## Directions for this task
Tally the lines below that contain the word "name". Only the number should be returned.

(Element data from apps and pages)
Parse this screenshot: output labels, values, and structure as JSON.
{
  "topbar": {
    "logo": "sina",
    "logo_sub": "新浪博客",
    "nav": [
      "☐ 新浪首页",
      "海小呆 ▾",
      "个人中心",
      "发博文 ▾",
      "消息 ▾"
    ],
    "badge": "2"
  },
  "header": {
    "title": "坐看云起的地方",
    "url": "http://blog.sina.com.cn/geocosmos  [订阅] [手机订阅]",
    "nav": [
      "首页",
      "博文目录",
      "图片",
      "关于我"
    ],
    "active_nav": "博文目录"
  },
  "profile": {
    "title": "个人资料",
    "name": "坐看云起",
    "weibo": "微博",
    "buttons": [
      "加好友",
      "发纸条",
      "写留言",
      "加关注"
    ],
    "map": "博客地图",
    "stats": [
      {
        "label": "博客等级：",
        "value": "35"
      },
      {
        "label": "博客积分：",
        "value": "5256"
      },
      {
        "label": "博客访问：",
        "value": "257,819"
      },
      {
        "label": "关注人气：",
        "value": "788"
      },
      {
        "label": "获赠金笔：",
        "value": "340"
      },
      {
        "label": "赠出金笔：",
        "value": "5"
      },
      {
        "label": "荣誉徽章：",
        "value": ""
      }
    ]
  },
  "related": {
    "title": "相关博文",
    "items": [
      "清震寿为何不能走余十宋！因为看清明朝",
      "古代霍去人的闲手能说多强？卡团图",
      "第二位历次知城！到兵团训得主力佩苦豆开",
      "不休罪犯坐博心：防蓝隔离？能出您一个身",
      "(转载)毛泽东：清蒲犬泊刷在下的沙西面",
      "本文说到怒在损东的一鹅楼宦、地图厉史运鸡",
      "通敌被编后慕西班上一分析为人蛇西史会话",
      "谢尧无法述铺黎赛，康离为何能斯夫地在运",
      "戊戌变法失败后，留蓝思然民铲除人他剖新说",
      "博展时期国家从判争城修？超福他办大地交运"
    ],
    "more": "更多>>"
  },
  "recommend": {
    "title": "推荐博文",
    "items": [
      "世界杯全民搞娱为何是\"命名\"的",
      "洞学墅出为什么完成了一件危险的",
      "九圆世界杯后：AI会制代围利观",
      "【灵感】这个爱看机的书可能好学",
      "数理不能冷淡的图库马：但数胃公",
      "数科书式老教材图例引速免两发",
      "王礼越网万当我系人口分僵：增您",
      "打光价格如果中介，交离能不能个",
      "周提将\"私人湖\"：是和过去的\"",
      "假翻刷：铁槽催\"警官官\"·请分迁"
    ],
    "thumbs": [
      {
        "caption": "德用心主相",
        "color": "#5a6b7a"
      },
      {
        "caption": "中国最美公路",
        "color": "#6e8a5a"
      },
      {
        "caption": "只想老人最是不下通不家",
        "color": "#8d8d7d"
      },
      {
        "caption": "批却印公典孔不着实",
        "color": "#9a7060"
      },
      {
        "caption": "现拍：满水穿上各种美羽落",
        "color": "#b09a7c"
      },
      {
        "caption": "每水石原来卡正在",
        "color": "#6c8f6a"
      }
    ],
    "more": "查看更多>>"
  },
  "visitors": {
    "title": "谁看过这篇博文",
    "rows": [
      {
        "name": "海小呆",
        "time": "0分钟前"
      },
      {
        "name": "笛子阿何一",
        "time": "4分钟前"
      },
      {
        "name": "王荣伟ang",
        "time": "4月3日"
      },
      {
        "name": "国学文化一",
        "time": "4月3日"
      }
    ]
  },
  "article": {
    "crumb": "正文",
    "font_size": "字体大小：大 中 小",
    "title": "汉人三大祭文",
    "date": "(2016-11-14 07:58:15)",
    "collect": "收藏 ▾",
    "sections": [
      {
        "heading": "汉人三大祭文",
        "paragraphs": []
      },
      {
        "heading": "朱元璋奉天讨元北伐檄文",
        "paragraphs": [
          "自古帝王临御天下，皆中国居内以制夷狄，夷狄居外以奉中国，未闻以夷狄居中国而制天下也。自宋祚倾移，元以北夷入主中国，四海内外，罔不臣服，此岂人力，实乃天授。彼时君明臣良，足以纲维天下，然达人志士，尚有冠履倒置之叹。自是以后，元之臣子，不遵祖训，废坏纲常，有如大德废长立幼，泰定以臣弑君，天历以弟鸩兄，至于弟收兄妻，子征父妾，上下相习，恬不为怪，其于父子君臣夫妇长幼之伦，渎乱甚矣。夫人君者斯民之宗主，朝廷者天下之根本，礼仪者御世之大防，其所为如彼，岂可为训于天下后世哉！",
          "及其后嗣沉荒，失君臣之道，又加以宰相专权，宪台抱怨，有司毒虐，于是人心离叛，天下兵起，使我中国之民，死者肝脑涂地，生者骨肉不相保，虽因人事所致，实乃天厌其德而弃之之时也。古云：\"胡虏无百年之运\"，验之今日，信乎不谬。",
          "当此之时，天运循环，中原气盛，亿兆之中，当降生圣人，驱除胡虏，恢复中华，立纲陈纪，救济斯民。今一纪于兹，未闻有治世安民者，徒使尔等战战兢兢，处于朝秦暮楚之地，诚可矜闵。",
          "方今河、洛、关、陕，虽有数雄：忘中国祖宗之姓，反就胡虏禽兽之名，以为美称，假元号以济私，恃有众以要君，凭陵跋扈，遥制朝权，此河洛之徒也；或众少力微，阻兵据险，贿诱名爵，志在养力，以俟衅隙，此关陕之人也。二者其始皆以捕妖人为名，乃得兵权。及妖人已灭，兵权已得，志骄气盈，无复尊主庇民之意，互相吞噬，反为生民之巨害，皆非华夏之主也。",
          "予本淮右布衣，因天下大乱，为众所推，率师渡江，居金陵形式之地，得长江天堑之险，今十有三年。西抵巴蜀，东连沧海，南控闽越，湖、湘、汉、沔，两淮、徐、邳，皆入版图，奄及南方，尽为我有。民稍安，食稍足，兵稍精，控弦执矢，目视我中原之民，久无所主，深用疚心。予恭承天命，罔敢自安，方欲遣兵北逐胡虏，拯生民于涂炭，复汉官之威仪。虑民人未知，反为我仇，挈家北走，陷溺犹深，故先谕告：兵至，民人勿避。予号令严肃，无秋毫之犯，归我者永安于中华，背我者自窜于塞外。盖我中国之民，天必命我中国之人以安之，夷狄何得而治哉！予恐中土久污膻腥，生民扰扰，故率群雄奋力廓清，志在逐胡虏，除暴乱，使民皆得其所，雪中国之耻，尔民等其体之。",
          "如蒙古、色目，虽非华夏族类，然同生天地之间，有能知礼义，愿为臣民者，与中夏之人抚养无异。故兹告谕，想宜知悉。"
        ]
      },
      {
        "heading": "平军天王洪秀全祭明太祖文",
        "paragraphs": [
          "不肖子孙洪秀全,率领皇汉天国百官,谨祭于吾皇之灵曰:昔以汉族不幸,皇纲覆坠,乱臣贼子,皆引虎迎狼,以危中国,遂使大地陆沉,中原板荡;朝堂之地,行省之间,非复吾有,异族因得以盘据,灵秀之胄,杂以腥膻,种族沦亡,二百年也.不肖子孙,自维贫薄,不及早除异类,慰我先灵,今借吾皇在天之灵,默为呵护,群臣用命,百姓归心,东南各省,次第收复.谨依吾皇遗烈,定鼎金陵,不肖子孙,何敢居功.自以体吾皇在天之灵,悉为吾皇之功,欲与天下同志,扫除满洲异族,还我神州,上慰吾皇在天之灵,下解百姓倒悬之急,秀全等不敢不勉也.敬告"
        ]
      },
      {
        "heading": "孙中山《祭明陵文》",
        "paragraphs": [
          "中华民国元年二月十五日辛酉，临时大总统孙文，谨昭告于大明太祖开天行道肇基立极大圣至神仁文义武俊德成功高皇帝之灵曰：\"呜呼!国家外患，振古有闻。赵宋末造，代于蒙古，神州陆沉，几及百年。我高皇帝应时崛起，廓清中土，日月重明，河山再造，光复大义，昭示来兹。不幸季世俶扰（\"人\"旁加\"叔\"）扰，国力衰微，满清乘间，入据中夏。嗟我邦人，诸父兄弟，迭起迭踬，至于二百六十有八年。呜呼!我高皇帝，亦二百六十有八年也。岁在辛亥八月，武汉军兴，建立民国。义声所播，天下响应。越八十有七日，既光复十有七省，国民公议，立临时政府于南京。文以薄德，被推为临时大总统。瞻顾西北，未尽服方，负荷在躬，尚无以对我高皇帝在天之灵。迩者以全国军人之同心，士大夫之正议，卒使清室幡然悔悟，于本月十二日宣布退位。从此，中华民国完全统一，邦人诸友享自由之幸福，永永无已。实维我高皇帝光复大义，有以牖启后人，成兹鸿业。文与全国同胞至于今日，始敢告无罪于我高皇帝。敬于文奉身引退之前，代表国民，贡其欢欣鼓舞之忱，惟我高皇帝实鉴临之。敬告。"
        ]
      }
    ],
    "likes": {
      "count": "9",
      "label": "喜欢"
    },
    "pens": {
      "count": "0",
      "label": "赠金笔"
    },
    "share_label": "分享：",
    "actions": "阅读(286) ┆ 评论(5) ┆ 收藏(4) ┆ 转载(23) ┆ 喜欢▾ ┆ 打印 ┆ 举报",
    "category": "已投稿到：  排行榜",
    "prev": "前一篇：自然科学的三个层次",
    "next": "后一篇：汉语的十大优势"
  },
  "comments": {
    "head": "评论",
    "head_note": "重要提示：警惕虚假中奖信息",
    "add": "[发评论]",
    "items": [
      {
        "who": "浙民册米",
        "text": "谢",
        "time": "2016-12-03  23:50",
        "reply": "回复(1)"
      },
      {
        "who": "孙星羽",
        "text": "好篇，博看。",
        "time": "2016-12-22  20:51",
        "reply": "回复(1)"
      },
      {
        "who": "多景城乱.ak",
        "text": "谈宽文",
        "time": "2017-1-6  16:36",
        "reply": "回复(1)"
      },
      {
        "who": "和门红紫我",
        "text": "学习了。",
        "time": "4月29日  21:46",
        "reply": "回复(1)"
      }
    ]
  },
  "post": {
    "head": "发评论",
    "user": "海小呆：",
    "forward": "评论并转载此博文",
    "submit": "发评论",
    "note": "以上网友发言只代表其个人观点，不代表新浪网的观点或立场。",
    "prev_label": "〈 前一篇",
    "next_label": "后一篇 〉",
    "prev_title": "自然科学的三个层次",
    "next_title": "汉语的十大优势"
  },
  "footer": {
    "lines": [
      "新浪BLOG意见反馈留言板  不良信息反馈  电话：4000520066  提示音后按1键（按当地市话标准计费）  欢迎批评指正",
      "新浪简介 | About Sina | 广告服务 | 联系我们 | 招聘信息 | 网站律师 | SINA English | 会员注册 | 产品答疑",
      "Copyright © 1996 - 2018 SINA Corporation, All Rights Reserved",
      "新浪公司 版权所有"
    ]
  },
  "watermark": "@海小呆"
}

## Completed task
5